*** EXTRACTED RECORDS
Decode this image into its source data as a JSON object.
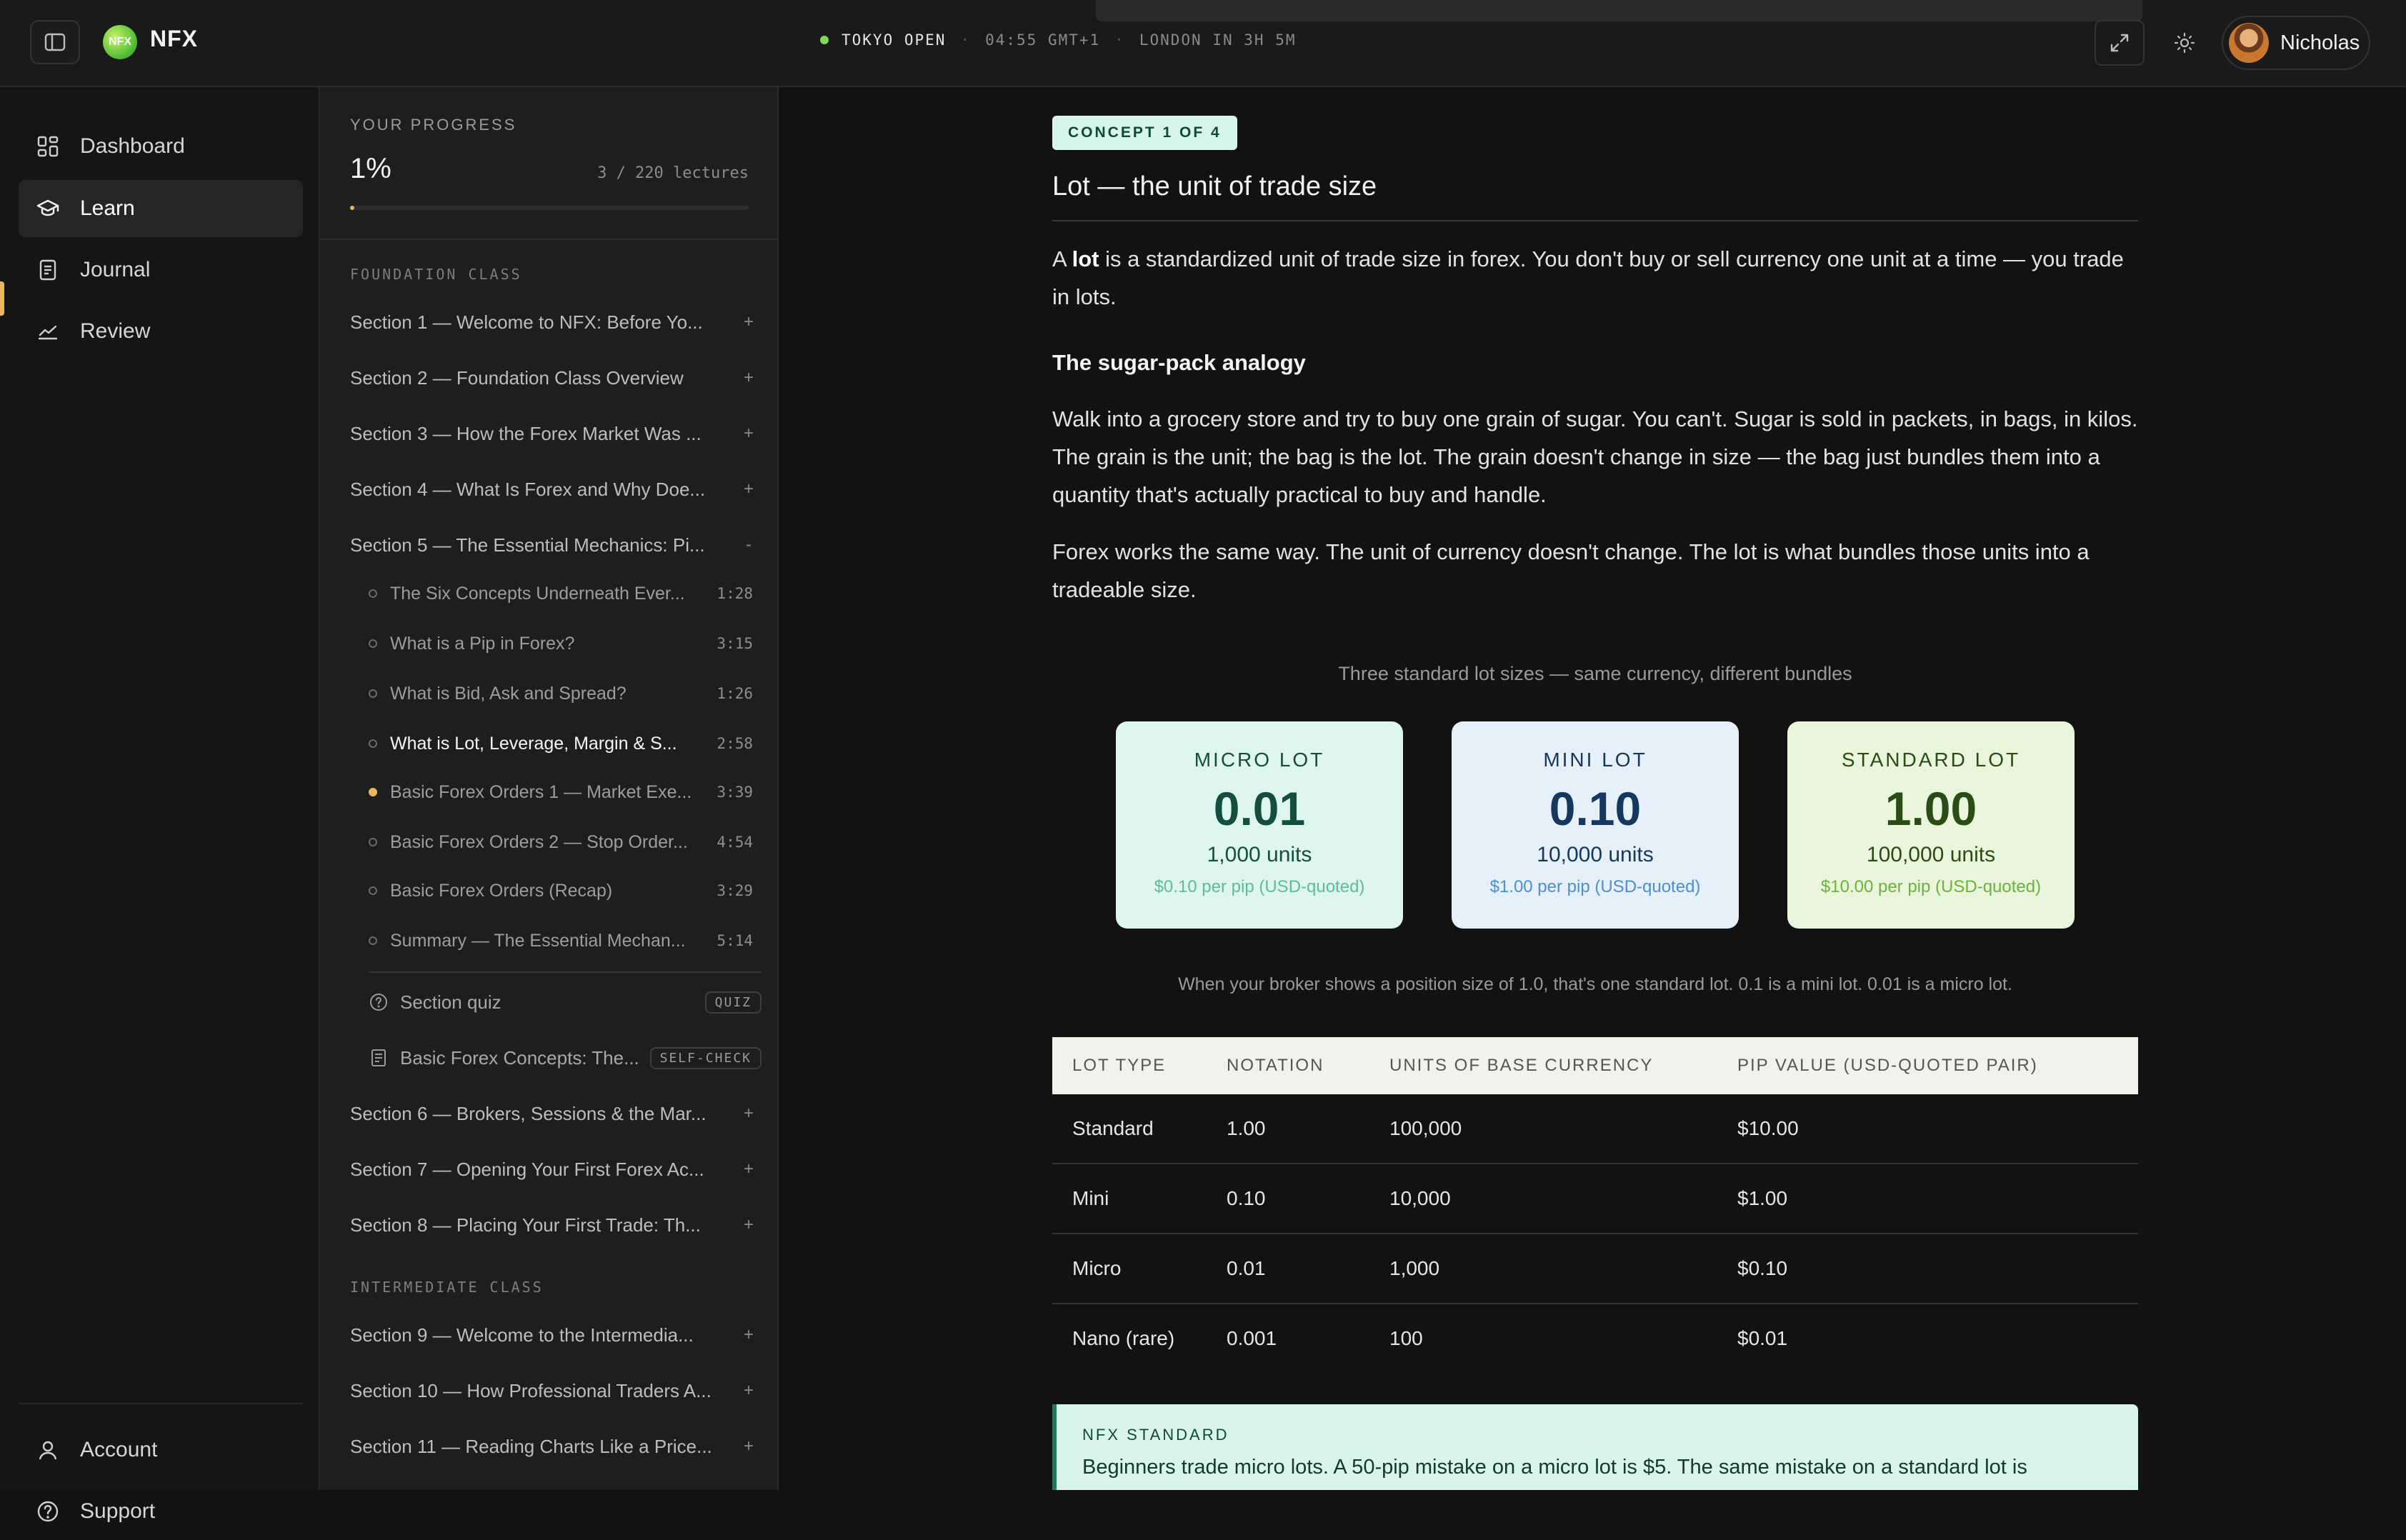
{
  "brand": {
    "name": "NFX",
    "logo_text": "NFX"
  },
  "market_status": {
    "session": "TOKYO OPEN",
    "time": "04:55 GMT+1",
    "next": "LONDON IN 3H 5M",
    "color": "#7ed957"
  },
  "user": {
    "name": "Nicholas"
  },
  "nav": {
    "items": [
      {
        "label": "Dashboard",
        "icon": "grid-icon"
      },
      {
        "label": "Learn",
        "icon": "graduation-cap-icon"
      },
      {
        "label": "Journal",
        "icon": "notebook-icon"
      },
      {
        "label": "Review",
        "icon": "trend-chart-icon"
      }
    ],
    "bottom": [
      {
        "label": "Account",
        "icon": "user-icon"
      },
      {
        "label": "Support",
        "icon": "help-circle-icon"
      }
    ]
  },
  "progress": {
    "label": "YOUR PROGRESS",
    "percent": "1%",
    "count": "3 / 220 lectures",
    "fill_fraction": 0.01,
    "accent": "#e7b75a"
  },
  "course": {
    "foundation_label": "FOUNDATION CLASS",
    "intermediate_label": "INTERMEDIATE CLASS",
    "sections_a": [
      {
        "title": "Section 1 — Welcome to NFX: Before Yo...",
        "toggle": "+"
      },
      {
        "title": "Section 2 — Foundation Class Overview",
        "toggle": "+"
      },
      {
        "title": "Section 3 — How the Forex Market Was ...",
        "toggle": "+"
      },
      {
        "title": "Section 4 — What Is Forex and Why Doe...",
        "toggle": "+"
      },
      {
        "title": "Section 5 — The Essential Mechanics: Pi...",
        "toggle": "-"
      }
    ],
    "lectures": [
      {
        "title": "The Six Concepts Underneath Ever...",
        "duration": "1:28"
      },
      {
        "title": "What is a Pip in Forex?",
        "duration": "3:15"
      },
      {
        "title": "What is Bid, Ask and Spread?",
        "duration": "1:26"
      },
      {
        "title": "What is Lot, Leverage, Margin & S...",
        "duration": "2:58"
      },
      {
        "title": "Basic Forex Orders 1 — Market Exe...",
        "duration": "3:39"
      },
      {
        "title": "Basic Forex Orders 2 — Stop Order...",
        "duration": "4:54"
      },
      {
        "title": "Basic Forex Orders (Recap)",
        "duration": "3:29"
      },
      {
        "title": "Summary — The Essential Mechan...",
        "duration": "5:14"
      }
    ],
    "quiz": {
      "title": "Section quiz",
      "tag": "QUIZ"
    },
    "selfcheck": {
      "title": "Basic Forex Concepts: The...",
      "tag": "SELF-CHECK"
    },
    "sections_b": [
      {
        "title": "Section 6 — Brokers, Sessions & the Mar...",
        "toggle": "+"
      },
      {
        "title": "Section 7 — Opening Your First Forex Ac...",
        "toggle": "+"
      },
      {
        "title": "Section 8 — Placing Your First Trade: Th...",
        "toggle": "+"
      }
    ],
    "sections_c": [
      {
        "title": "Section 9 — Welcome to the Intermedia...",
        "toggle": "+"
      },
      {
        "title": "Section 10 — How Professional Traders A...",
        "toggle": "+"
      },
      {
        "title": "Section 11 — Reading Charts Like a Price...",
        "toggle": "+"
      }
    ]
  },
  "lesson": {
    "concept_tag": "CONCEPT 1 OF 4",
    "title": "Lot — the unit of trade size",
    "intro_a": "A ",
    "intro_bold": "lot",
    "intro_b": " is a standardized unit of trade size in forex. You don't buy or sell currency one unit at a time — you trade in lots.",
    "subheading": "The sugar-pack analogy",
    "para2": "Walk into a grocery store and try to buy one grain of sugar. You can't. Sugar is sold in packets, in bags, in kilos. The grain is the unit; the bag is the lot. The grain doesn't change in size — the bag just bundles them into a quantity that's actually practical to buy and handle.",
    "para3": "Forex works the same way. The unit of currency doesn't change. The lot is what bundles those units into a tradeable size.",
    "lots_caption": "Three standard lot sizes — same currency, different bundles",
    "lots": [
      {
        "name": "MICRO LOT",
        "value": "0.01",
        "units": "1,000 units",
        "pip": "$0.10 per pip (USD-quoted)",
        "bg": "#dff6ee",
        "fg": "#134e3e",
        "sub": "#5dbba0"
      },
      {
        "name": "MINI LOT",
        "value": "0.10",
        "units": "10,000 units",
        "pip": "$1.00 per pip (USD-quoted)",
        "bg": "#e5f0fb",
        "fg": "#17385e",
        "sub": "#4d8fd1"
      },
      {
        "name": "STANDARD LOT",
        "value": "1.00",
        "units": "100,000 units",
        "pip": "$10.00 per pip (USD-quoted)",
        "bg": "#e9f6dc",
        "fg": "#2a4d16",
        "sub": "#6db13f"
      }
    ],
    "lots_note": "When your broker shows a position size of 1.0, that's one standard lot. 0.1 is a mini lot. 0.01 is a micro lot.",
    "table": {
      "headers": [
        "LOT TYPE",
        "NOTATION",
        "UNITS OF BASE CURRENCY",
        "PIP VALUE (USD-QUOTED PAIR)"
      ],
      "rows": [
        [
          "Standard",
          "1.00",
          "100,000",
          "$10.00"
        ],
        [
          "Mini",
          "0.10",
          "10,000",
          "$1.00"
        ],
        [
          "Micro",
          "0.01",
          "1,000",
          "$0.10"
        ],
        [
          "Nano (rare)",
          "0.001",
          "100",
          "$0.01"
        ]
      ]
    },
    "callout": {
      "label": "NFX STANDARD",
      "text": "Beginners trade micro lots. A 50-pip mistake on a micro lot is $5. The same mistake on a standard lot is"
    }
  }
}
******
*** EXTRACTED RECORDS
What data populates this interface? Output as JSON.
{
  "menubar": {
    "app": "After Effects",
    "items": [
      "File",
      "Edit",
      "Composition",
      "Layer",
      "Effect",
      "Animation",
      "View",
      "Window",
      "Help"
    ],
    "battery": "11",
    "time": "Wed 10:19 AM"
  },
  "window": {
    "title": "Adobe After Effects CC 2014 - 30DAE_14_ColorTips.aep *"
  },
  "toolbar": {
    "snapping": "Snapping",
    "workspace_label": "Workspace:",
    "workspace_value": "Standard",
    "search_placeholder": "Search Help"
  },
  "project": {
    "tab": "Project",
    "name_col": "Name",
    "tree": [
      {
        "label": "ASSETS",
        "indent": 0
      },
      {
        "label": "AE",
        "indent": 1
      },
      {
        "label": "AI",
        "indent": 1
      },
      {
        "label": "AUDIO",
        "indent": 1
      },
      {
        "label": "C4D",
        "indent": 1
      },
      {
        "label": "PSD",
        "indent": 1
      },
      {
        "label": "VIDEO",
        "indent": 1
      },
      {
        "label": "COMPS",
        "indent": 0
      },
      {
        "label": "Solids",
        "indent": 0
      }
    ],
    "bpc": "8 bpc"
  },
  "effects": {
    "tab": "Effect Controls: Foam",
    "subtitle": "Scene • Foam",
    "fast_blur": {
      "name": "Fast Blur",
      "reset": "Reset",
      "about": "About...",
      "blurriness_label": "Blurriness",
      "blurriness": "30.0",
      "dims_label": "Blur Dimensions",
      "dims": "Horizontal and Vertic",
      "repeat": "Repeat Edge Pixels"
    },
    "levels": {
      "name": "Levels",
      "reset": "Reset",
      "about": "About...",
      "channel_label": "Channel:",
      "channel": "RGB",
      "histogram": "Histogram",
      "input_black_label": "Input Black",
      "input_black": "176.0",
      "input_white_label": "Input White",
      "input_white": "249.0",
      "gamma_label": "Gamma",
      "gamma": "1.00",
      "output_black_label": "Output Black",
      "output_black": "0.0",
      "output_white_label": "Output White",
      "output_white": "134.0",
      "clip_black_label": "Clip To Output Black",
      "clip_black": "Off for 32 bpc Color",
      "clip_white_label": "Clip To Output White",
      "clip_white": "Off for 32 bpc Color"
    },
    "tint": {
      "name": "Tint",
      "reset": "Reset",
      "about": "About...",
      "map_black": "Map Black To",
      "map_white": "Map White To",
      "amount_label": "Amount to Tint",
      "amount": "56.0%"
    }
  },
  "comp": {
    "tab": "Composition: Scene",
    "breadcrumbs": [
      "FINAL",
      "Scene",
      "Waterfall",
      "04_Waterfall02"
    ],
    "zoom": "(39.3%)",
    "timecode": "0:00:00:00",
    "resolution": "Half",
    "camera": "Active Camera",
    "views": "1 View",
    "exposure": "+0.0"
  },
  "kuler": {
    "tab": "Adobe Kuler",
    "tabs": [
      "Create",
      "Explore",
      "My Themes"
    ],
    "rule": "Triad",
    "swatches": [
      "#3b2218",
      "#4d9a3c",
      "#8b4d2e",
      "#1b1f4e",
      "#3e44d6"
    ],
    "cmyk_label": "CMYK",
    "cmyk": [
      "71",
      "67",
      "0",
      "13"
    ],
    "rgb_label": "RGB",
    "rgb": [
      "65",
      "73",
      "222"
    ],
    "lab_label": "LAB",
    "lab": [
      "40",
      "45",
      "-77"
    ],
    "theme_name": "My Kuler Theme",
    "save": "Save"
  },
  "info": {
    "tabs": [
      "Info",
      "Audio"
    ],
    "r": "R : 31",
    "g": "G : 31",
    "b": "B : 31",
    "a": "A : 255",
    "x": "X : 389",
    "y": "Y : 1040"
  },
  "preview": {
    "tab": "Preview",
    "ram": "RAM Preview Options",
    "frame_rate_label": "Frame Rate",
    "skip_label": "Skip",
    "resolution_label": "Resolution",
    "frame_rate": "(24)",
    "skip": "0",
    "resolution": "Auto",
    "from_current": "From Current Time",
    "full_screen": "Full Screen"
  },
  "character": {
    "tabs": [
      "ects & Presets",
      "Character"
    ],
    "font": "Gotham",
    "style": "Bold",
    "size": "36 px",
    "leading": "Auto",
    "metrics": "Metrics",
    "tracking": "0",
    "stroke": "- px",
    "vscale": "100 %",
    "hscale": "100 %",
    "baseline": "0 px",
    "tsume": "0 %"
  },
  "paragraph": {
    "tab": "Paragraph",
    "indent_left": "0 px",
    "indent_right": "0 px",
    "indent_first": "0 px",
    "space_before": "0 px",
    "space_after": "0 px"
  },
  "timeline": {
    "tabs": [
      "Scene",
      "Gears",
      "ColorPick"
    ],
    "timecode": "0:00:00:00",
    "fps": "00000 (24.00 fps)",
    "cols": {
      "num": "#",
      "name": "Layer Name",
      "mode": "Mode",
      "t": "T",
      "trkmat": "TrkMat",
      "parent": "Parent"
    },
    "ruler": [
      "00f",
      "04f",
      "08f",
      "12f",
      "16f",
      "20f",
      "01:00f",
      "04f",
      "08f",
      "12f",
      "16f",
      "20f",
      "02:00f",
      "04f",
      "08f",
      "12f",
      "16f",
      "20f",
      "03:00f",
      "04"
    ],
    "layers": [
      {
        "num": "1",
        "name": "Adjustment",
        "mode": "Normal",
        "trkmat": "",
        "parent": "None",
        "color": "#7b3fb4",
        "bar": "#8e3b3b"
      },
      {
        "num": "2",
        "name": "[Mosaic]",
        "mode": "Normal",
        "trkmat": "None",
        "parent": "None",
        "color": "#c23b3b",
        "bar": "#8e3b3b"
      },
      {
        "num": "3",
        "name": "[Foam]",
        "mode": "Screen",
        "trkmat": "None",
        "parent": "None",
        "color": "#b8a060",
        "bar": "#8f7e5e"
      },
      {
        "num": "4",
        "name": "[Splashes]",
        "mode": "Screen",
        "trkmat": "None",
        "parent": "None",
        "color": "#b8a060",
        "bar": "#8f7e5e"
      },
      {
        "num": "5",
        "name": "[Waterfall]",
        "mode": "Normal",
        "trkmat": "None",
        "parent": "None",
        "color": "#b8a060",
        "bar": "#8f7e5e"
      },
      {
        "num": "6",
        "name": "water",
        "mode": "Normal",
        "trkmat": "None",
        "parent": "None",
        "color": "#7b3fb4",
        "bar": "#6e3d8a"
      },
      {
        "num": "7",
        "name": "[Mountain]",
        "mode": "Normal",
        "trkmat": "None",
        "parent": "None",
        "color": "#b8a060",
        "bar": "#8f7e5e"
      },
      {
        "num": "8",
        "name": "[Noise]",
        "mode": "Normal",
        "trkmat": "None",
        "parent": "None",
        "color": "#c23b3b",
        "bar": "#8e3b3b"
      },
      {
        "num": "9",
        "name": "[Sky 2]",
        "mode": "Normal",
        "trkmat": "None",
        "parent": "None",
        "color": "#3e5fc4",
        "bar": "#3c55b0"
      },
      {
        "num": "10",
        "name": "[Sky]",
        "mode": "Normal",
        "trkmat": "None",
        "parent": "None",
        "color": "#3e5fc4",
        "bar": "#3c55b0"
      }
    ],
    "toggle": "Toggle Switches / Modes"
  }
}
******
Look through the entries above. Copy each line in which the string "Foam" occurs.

COMPLETED EXERCISE
    "tab": "Effect Controls: Foam",
    "subtitle": "Scene • Foam",
        "name": "[Foam]",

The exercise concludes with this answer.